# TASK PROMPT
Check each line below for "Lane" and say how many have it, with no other words.

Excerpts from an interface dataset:
※
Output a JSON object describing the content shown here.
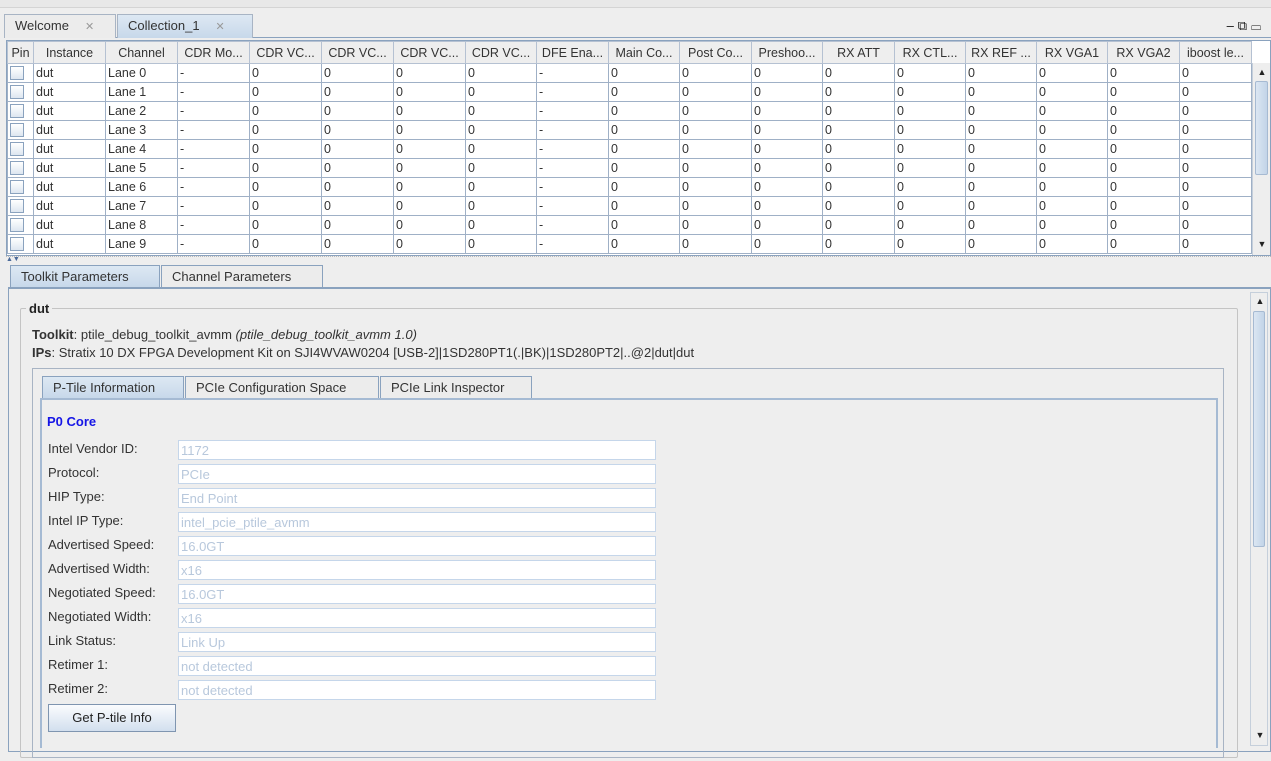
{
  "editor_tabs": [
    {
      "label": "Welcome"
    },
    {
      "label": "Collection_1"
    }
  ],
  "window_controls": {
    "minimize": "–",
    "restore": "⧉",
    "maximize": "▭"
  },
  "table": {
    "columns": [
      "Pin",
      "Instance",
      "Channel",
      "CDR Mo...",
      "CDR VC...",
      "CDR VC...",
      "CDR VC...",
      "CDR VC...",
      "DFE Ena...",
      "Main Co...",
      "Post Co...",
      "Preshoo...",
      "RX ATT",
      "RX CTL...",
      "RX REF ...",
      "RX VGA1",
      "RX VGA2",
      "iboost le..."
    ],
    "rows": [
      [
        "dut",
        "Lane 0",
        "-",
        "0",
        "0",
        "0",
        "0",
        "-",
        "0",
        "0",
        "0",
        "0",
        "0",
        "0",
        "0",
        "0",
        "0"
      ],
      [
        "dut",
        "Lane 1",
        "-",
        "0",
        "0",
        "0",
        "0",
        "-",
        "0",
        "0",
        "0",
        "0",
        "0",
        "0",
        "0",
        "0",
        "0"
      ],
      [
        "dut",
        "Lane 2",
        "-",
        "0",
        "0",
        "0",
        "0",
        "-",
        "0",
        "0",
        "0",
        "0",
        "0",
        "0",
        "0",
        "0",
        "0"
      ],
      [
        "dut",
        "Lane 3",
        "-",
        "0",
        "0",
        "0",
        "0",
        "-",
        "0",
        "0",
        "0",
        "0",
        "0",
        "0",
        "0",
        "0",
        "0"
      ],
      [
        "dut",
        "Lane 4",
        "-",
        "0",
        "0",
        "0",
        "0",
        "-",
        "0",
        "0",
        "0",
        "0",
        "0",
        "0",
        "0",
        "0",
        "0"
      ],
      [
        "dut",
        "Lane 5",
        "-",
        "0",
        "0",
        "0",
        "0",
        "-",
        "0",
        "0",
        "0",
        "0",
        "0",
        "0",
        "0",
        "0",
        "0"
      ],
      [
        "dut",
        "Lane 6",
        "-",
        "0",
        "0",
        "0",
        "0",
        "-",
        "0",
        "0",
        "0",
        "0",
        "0",
        "0",
        "0",
        "0",
        "0"
      ],
      [
        "dut",
        "Lane 7",
        "-",
        "0",
        "0",
        "0",
        "0",
        "-",
        "0",
        "0",
        "0",
        "0",
        "0",
        "0",
        "0",
        "0",
        "0"
      ],
      [
        "dut",
        "Lane 8",
        "-",
        "0",
        "0",
        "0",
        "0",
        "-",
        "0",
        "0",
        "0",
        "0",
        "0",
        "0",
        "0",
        "0",
        "0"
      ],
      [
        "dut",
        "Lane 9",
        "-",
        "0",
        "0",
        "0",
        "0",
        "-",
        "0",
        "0",
        "0",
        "0",
        "0",
        "0",
        "0",
        "0",
        "0"
      ]
    ]
  },
  "param_tabs": [
    {
      "label": "Toolkit Parameters"
    },
    {
      "label": "Channel Parameters"
    }
  ],
  "group": {
    "title": "dut",
    "toolkit_label": "Toolkit",
    "toolkit_value": ": ptile_debug_toolkit_avmm ",
    "toolkit_version": "(ptile_debug_toolkit_avmm 1.0)",
    "ips_label": "IPs",
    "ips_value": ": Stratix 10 DX FPGA Development Kit on SJI4WVAW0204 [USB-2]|1SD280PT1(.|BK)|1SD280PT2|..@2|dut|dut"
  },
  "inner_tabs": [
    {
      "label": "P-Tile Information"
    },
    {
      "label": "PCIe Configuration Space"
    },
    {
      "label": "PCIe Link Inspector"
    }
  ],
  "ptile": {
    "heading": "P0 Core",
    "fields": [
      {
        "label": "Intel Vendor ID:",
        "value": "1172"
      },
      {
        "label": "Protocol:",
        "value": "PCIe"
      },
      {
        "label": "HIP Type:",
        "value": "End Point"
      },
      {
        "label": "Intel IP Type:",
        "value": "intel_pcie_ptile_avmm"
      },
      {
        "label": "Advertised Speed:",
        "value": "16.0GT"
      },
      {
        "label": "Advertised Width:",
        "value": "x16"
      },
      {
        "label": "Negotiated Speed:",
        "value": "16.0GT"
      },
      {
        "label": "Negotiated Width:",
        "value": "x16"
      },
      {
        "label": "Link Status:",
        "value": "Link Up"
      },
      {
        "label": "Retimer 1:",
        "value": "not detected"
      },
      {
        "label": "Retimer 2:",
        "value": "not detected"
      }
    ],
    "button": "Get P-tile Info"
  }
}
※
# RESULT BELOW
10